[[ Material provided, beginning ]]

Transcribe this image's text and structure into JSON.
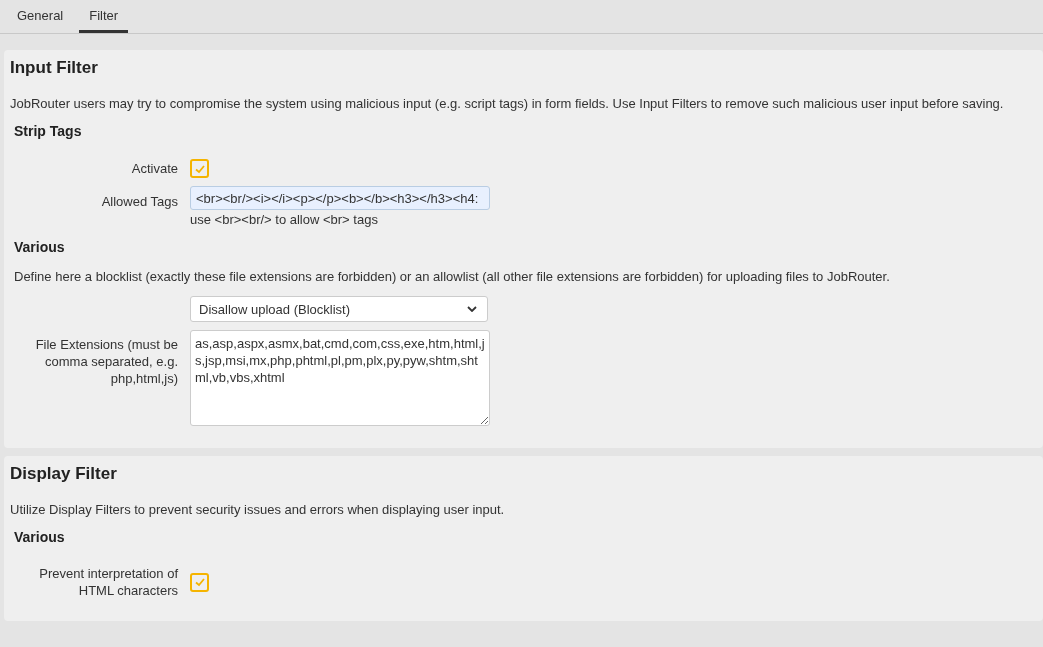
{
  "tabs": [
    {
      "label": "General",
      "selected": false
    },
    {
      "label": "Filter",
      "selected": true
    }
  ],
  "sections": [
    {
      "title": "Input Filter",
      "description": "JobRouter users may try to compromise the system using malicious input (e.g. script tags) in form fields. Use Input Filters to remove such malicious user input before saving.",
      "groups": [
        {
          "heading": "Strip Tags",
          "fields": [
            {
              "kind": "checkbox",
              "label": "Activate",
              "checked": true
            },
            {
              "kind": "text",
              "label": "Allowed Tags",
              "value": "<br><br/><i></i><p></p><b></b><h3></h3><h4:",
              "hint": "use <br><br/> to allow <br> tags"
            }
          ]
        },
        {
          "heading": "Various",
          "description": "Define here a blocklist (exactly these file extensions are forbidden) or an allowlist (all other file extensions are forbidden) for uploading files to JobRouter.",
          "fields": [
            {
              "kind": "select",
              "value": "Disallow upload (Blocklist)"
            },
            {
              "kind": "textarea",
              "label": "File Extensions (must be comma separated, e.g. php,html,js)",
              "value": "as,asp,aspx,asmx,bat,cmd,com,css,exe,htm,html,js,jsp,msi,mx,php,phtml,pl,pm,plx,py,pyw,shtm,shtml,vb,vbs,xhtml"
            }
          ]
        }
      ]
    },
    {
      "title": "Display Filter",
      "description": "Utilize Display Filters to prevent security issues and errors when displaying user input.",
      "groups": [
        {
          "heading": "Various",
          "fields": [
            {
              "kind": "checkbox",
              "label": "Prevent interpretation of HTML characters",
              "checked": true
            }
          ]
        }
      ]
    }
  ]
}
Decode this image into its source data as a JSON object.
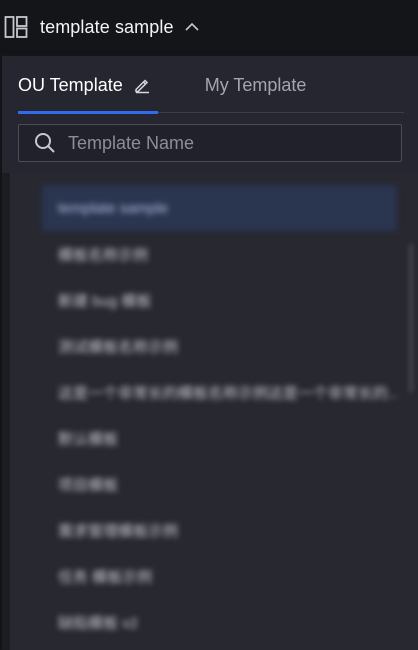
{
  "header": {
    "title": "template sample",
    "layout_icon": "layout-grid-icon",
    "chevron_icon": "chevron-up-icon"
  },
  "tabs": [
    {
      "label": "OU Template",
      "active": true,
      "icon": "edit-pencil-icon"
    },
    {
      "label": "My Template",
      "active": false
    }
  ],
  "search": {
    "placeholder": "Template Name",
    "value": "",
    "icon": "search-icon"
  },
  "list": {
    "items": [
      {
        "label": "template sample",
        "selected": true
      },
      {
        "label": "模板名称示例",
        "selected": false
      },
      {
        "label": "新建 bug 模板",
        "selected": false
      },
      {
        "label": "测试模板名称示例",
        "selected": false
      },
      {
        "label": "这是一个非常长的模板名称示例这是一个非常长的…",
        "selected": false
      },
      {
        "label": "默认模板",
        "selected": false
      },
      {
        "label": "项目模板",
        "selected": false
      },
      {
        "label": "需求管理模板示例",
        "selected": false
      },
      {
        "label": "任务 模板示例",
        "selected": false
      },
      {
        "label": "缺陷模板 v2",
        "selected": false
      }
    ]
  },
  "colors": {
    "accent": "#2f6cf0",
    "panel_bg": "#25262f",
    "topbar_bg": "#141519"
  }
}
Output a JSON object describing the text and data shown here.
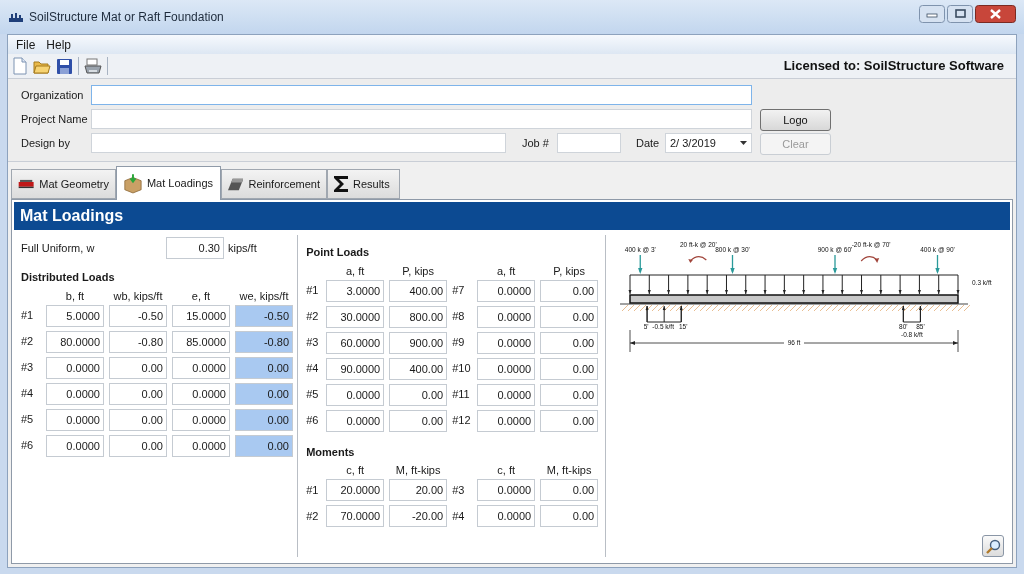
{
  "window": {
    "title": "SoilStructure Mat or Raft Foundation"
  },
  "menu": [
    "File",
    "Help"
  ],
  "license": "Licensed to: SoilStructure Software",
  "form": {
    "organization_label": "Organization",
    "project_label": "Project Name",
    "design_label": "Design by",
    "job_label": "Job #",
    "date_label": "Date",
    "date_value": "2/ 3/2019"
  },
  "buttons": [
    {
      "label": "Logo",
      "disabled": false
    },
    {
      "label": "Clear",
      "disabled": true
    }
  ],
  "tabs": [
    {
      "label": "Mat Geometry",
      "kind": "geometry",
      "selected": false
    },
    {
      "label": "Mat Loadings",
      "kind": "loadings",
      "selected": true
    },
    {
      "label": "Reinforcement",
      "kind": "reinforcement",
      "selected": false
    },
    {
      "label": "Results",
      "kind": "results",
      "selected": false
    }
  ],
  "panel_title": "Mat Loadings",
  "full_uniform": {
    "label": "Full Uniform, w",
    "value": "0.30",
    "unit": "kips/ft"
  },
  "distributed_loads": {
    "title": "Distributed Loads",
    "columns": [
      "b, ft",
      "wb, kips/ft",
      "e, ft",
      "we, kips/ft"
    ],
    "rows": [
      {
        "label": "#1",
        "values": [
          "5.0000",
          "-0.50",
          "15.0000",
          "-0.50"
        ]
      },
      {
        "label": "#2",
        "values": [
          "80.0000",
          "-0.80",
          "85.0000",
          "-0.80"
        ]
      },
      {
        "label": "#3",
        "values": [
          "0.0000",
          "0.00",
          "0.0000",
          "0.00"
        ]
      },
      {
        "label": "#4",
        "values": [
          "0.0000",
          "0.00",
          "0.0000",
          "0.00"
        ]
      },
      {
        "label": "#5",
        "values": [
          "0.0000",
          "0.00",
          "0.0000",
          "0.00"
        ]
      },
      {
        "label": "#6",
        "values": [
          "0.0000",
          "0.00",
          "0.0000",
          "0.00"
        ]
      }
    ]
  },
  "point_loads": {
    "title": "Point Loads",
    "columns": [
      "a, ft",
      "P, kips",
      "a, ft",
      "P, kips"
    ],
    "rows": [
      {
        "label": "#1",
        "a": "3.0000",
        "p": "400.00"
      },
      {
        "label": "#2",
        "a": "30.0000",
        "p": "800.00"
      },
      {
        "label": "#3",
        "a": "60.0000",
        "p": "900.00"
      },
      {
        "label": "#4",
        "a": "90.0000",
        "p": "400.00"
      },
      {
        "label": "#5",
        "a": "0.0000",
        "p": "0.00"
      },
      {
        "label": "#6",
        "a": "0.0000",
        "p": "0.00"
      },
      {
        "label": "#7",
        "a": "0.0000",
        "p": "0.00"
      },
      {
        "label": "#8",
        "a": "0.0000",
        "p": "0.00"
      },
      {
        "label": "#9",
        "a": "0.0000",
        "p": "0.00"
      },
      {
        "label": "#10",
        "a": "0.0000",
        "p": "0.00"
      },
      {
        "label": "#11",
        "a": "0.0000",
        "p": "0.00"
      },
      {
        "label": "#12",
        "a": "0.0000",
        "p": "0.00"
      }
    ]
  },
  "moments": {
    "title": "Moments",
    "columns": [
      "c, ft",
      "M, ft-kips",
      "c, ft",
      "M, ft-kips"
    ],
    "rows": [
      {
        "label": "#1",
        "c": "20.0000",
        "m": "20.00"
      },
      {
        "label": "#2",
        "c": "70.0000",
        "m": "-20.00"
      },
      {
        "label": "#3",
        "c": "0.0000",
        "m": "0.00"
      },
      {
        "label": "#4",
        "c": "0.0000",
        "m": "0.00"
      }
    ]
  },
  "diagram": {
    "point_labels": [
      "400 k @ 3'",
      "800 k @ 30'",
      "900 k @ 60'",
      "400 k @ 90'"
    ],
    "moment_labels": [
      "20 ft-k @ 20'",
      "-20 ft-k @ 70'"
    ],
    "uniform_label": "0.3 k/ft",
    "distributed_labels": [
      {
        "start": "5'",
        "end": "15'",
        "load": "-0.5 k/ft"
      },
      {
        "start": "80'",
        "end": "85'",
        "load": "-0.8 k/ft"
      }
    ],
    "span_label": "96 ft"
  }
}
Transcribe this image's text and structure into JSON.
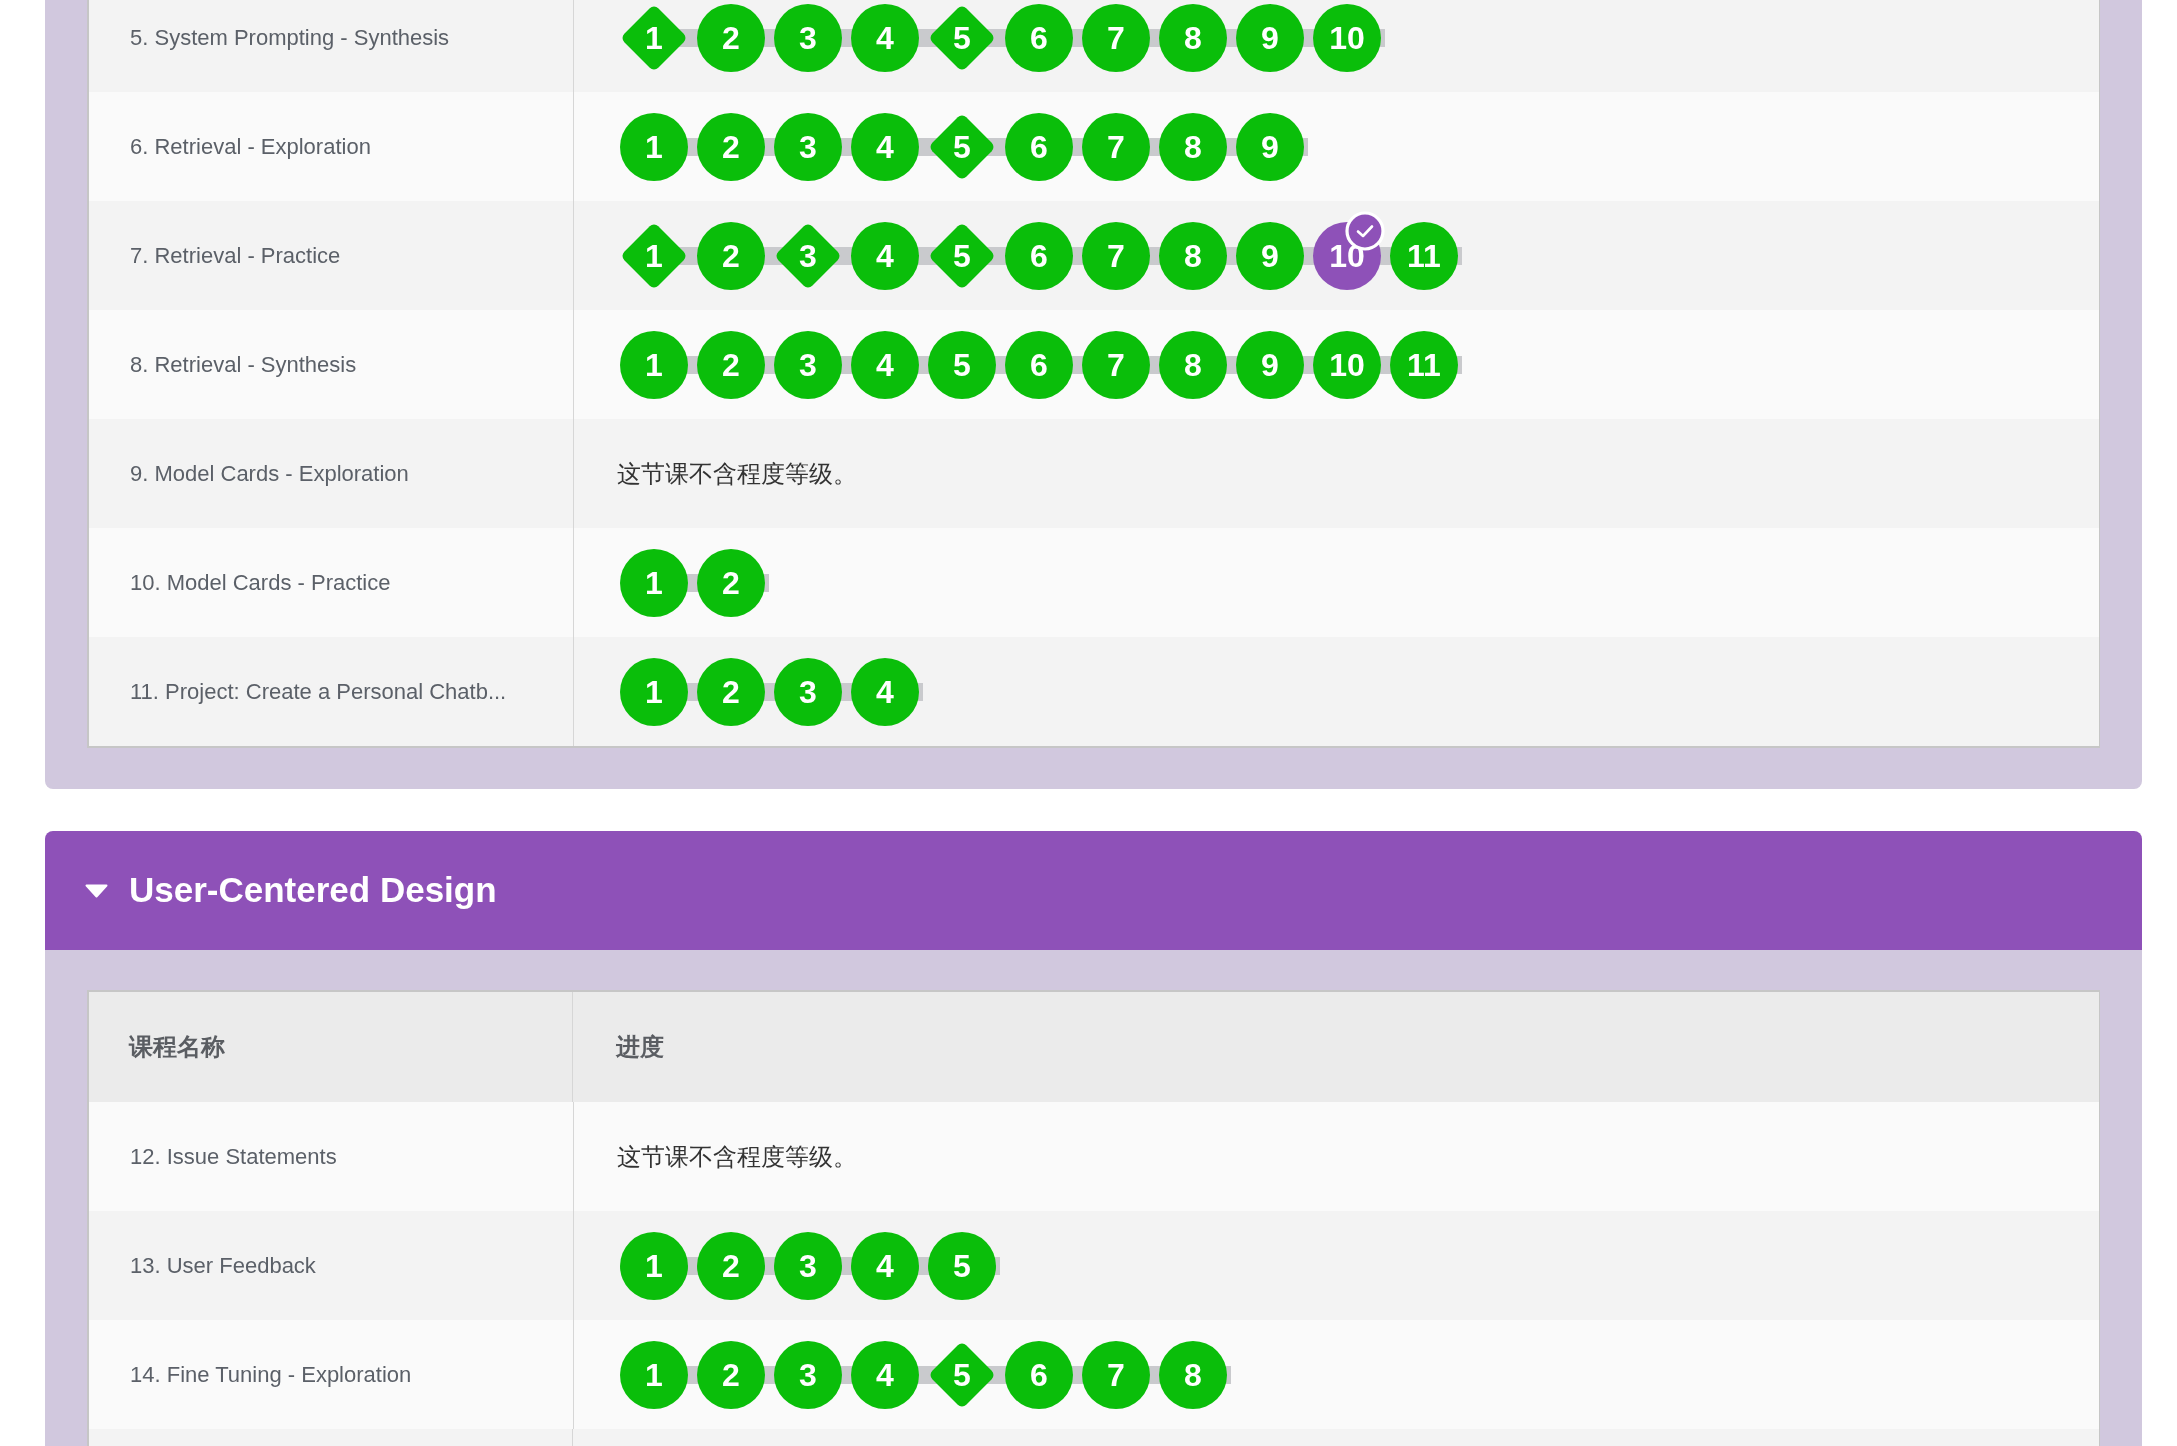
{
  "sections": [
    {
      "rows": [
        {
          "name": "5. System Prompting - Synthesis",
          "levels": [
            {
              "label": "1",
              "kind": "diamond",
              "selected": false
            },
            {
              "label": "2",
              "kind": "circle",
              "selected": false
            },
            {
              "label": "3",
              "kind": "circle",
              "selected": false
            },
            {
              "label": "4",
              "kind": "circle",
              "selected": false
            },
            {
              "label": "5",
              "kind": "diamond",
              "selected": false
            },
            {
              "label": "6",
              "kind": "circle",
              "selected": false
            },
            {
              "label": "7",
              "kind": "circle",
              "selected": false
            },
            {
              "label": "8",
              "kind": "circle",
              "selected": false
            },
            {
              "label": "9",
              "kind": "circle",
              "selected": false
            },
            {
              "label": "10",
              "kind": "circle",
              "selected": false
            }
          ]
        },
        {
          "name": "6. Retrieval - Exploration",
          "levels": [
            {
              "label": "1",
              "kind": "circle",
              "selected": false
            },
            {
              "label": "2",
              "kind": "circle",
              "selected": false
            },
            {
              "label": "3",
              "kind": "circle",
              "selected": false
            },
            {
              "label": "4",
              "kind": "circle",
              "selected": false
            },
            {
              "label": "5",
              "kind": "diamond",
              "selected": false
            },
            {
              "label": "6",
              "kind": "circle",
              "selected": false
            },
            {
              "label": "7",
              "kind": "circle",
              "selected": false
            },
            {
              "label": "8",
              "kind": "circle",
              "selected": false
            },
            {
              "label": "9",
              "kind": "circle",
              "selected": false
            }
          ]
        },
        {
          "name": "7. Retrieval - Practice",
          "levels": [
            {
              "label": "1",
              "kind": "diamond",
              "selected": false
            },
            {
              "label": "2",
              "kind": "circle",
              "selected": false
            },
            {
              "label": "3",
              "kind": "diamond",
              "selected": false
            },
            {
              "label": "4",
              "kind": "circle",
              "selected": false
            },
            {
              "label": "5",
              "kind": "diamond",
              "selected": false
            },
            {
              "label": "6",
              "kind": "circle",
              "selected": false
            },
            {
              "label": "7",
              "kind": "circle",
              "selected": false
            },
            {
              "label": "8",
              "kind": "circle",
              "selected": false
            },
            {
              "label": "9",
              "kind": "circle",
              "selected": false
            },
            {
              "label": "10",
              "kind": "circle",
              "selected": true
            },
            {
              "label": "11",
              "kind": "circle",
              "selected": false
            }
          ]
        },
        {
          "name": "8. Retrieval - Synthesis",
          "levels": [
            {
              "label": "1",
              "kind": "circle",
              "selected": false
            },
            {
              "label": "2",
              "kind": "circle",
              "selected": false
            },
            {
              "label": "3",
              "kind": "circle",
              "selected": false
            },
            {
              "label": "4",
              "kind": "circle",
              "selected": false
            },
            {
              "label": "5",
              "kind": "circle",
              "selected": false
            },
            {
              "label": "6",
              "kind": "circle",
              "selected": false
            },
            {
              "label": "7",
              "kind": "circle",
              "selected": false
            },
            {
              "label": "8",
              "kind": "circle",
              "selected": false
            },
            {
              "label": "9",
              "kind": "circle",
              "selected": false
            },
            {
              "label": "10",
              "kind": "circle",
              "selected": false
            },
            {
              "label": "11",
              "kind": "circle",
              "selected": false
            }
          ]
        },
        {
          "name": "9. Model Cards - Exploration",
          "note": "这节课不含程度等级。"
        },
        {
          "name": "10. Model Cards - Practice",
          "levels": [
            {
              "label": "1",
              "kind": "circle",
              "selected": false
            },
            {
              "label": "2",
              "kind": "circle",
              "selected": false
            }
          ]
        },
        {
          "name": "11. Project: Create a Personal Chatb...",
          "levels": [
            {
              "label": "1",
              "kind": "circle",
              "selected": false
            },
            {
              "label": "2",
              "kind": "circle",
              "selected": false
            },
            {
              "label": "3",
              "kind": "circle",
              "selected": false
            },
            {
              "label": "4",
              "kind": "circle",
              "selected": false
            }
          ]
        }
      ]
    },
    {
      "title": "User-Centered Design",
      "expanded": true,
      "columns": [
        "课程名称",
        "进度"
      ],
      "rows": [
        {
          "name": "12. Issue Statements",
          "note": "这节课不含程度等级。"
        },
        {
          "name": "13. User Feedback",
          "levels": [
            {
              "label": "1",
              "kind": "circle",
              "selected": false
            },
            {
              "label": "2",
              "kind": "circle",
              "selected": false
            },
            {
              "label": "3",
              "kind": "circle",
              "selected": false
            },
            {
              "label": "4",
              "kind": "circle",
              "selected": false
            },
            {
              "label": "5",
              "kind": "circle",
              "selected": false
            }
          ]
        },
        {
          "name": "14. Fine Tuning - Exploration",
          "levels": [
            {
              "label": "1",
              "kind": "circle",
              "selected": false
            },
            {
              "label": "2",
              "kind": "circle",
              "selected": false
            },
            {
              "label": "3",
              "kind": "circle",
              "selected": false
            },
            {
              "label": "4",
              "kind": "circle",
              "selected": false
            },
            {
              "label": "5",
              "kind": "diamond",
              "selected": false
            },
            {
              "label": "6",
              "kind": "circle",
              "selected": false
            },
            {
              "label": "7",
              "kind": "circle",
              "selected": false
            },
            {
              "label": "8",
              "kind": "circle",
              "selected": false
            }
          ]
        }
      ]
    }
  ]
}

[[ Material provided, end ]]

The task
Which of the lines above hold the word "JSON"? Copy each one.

Response to the exercise
Transcribe this image's text and structure into JSON.
Decode this image into its source data as a JSON object.
Output a JSON object describing the text and data shown here.
Transcribe this image's text and structure into JSON.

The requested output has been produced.